News icon




Professional facilitator hired to conduct public forums on controversial paper streets

The town has hired a professional facilitator to help the Town Council reach a decision on the future of Surf Side Avenue, Altantic Place and Lighthouse Point Road - three "paper streets" that appear on subdivision plans but have yet to be accepted as public ways.

The Town Council on Dec. 11, 2017 authorized the town manager to enter into an agreement with Good Group Decisions of Brunswick, paid for with $2,506 from the special committees fund.

Good Group Decisions will facilitate two, 90-minute-to-2-hour sessions where town residents will sort out areas of agreement, disagreement and possible areas of negotiation as the Town Council decides whether the streets should be vacated or accepted for public use.

The sessions are tentatively scheduled for early February, one on a mid-weekday and the other the following Saturday, said Town Manager Matthew Sturgis. "And this session would be open to entire community.

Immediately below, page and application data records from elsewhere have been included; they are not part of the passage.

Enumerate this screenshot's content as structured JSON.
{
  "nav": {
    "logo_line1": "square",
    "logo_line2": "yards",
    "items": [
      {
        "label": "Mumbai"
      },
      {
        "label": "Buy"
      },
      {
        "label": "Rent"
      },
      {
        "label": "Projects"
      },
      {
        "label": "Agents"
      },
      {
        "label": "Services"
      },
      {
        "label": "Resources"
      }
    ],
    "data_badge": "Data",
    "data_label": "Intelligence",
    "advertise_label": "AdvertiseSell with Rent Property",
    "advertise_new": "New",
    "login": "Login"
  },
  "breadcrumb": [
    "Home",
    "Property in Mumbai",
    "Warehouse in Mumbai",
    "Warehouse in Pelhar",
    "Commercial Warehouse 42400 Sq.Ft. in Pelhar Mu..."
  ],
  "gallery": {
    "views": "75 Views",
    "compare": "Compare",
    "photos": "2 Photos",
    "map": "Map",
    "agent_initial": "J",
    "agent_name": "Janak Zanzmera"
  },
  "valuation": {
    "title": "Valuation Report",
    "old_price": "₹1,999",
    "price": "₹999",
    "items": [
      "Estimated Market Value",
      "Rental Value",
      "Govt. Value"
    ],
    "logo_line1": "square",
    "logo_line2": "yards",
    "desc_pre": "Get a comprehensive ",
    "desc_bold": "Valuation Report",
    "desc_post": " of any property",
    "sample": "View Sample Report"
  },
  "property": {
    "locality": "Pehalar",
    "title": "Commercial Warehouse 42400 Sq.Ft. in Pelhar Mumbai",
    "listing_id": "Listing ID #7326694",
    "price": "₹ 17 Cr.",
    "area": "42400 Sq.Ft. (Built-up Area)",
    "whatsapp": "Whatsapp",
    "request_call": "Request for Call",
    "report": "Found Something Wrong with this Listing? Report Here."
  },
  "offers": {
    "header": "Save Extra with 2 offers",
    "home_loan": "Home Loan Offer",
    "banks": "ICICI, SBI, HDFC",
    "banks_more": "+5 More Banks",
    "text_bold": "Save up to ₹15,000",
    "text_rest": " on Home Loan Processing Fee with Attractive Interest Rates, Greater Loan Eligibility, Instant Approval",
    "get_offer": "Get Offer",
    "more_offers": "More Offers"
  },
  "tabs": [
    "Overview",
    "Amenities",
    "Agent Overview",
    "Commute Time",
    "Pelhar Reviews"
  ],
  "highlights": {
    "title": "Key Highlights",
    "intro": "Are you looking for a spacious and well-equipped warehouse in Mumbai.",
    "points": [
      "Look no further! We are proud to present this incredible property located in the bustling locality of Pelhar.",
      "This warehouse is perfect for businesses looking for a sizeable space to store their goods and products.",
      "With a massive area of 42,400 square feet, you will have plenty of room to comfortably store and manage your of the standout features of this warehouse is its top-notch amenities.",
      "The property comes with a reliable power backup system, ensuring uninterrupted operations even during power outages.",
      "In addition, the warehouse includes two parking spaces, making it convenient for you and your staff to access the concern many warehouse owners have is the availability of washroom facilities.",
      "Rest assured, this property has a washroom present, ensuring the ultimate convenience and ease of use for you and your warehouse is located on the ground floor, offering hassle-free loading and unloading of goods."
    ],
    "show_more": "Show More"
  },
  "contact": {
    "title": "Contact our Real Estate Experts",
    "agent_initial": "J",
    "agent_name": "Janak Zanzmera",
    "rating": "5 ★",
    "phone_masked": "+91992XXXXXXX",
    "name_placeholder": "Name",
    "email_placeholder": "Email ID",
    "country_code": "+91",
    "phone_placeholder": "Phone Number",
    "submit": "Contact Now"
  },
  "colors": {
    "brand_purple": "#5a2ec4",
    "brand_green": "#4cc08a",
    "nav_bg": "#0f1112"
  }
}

As many people (have) stated, that this is a townwide issue."

Prompted by state legislation, the council in October 2016 voted to vacate its rights in seven of the town's 58 paper streets; to accept 19 of them for specific purposes such as trail access; and, to keep 32 of them as paper streets for the next 20 years. By extending the paper streets, the town keeps the right to one day accept them for public use.

The 2016 vote also sanctioned a study on the feasibility of greenbelt trails on the three most controversial paper streets - Surf Side Avenue and Atlantic Place in Shore Acres; and Lighthouse Point Road in the Two Lights Terrace subdivision. Councilors were poised to accept that report in July, but instead voted 4-3 to begin the process of vacating the streets. The following month they rescinded that vote and have been discussing in workshops and executive sessions how best to resolve the conflicts.

In November they directed Sturgis to explore options for a paid facilitator.

Good Group Decisions is proposing to plan, moderate and offer a complete report on the two public sessions. In preparation, the council will likely hold a workshop with the facilitators to provide direction and advise them of expected outcomes.

Sturgis said that some residents who have been vocal about the paper streets have said they are not interested in participating. "This is concerning in that it is in contrast to the goal of having all interested parties represented. However the desire would be to provide that venue where folks could have the opportunity to pursue that if they did want to," he said.

The facilitators will provide a structure for the forums, encourage participation, reflect the group's positions and move the discussion forward. Key findings, themes and conclusions will be recorded and reported. "They do fairly a dynamic approach to it, I've seen this company in action before where they will take different concepts that come forward and kind of organize them and get them collated fairly quickly and then provide the 'deliverable' to the council," Sturgis said.

The results are expected by March 2018.

During a public comment period, Trundy Road resident Sheila Mayberry said the facilitation proposal differs from mediation. "If there are stakeholders who are not voluntarily willing to come to the table and negotiate something in good faith, and come out with a written agreement that is legally binding, then you don't have a mediation. This is something different," Mayberry said.

Council Chair Jessica Sullivan agreed. "There aren't going to be any decisions made, something binding," she said. "This is purely gathering information and thoughts and concepts that can come back to the council for consideration."